Left-wing candidate Andrés Manuel López Obrador has claimed victory in Mexico’s presidential election, saying “profound change” is coming.
The ex-Mexico City mayor, known by his initials Amlo, is projected to win about 53%. His rivals have conceded in a crushing defeat for the main parties.
Mr López Obrador’s key pledge has been to tackle the “evil” of corruption.
He has also been highly critical of President Donald Trump and ties with the US will now be closely watched.
Relations with Washington have been hugely strained, with Mr Trump strongly criticising Mexico over trade and migration. Mr Trump has sent a tweet of congratulations.
What has López Obrador said?
Late on Sunday, the 64-year-old promised to respect civil liberties and said he was “not looking to construct a dictatorship, either open or hidden”.
Some opponents have expressed fears that his leftist and populist policies could damage the already sluggish economy and turn Mexico into “another Venezuela”, which is suffering a deep economic crisis and rampant inflation.
Hailing a “historic night”, Mr López Obrador called on all Mexicans to reconcile and repeated his campaign pledge to review energy contracts for signs of corruption.
“Corruption is… the result of a decadent political regime.

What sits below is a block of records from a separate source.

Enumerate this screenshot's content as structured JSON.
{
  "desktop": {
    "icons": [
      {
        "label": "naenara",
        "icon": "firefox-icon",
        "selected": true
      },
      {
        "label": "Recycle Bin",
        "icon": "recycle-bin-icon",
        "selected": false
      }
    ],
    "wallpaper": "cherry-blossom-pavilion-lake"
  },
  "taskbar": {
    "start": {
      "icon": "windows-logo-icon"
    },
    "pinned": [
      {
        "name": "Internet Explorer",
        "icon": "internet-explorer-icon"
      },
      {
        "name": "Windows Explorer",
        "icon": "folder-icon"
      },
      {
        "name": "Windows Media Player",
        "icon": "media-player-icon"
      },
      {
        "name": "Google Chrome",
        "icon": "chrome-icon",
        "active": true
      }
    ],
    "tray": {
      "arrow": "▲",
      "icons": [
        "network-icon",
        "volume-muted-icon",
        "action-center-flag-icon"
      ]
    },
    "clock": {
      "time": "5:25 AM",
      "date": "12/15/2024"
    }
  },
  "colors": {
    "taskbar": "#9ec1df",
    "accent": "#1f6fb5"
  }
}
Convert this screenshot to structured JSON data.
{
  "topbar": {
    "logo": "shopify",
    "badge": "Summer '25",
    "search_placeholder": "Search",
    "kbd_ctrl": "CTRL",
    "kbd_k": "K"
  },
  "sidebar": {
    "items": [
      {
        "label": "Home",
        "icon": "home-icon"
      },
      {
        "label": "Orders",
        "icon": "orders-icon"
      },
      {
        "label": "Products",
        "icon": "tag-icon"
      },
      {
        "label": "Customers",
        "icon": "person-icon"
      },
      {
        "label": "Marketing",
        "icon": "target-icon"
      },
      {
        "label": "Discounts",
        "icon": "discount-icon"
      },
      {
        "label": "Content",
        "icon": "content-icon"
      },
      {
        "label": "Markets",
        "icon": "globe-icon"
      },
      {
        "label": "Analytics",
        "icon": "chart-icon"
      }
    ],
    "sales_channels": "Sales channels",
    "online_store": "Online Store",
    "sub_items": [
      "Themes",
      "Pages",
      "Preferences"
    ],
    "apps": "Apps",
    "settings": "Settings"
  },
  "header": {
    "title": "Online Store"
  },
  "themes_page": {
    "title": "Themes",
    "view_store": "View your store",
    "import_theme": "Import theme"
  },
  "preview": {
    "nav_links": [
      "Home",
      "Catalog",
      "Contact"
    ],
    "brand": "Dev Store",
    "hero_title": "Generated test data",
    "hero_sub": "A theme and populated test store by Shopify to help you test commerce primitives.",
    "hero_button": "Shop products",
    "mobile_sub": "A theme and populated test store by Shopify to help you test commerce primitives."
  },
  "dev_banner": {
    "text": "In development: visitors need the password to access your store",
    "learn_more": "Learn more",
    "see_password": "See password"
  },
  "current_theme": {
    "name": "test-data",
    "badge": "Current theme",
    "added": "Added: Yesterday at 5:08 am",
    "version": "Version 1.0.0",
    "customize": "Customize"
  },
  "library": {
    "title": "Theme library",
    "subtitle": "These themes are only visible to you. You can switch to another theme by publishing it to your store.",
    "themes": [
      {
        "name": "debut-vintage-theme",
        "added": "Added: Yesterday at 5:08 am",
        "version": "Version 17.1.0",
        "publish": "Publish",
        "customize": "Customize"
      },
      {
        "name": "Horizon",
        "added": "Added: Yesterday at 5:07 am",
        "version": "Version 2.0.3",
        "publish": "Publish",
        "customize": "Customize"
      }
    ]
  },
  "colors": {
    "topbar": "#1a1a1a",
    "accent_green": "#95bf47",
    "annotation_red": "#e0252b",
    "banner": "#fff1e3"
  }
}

We are absolutely convinced that this evil is the main cause of social and economic inequality, and also that corruption is to blame for the violence in our country,” he said.
He has insisted that no-one involved in corruption will be spared, not even those he calls “brothers-in-arms”.
So what are his other main policies?
On combating Mexico’s record levels of violence, much of it related to drug cartels, Mr López Obrador said he would have daily meetings with his security cabinet, which under him, he said, would be under a “unified command”.
Sunday’s election followed one of Mexico’s deadliest campaigns in decades with more than 130 political candidates and party workers killed.
During the campaign Mr López Obrador had often used confrontational language when referring to Mr Trump, but struck a more conciliatory note in his victory speech, saying he would seek “friendly relations”.
He also tried to reassure the business sector, saying there would be no nationalisation and that he would respect private business. He also said his government would be fiscally disciplined and taxes would not be raised.
On social policies, he said he would double pensions for the elderly upon taking office on 1 December as a first step to reducing Mexico’s disparate income levels.
Andrés Manuel López Obrador – a brief biography
- Born to a family of shopkeepers on 13 November 1953 in the rural community of Tepetitán, in southern Tabasco state
- Known popularly as Amlo, which is an acronym using the full initials of his name
- Elected Mexico City mayor in 2000
- After losing the presidential elections in 2006 and 2012, he ran again this time under a three-party coalition led by the leftist National Regeneration Movement party (Morena) he founded in 2014
- The self-styled anti-establishment figure has now ended the dominance of the PRI and PAN parties he called the “mafia of power”
What have his rivals said?
The latest figures from the Mexican electoral institute show Mr López Obrador has won more than double the votes of his nearest challenger. It is the widest victory since the 1980s.
Ricardo Anaya, candidate for the conservative National Action Party (PAN), looked set to be runner-up to Mr López Obrador.
“I recognise his triumph, I express my congratulations, and I wish him the greatest success for the good of Mexico,” Mr Anaya said.
Ruling party candidate José Antonio Meade, who lies in third place according to initial results, told supporters that he wished the winner “the greatest success”.
Mr Meade’s Institutional Revolutionary Party (PRI) has dominated Mexican politics for much of the past century but has slumped in popularity.
The electoral institute figures put official turnout at 62.7%. As well as a new president, 128 senators and 500 deputies in Congress were elected, in addition to state and local officials.
Mr López Obrador’s coalition is set to have a majority in the lower house and possibly the Senate.
How will US-Mexico relations be affected?
Mr López Obrador had been the candidate most critical of Mr Trump and had said he would make the US president “see reason”, branding his anti-immigrant policies “irresponsible” and “racist”.
Mr Trump has riled Mexico by saying he will renegotiate the North American Free Trade Agreement (Nafta) and build a wall along the US-Mexico border.
His hardline stance on migration – particularly the separation of migrant families at the US border – has brought widespread condemnation.
Some 2,000 children remain separated from their migrant parents, despite Mr Trump agreeing to curtail the policy.
In his victory speech, Mr López Obrador said: “We will pursue a relationship of friendship and co-operation with the United States, always rooted in mutual respect and in the defence of our fellow Mexicans who live and work honourably in that country.”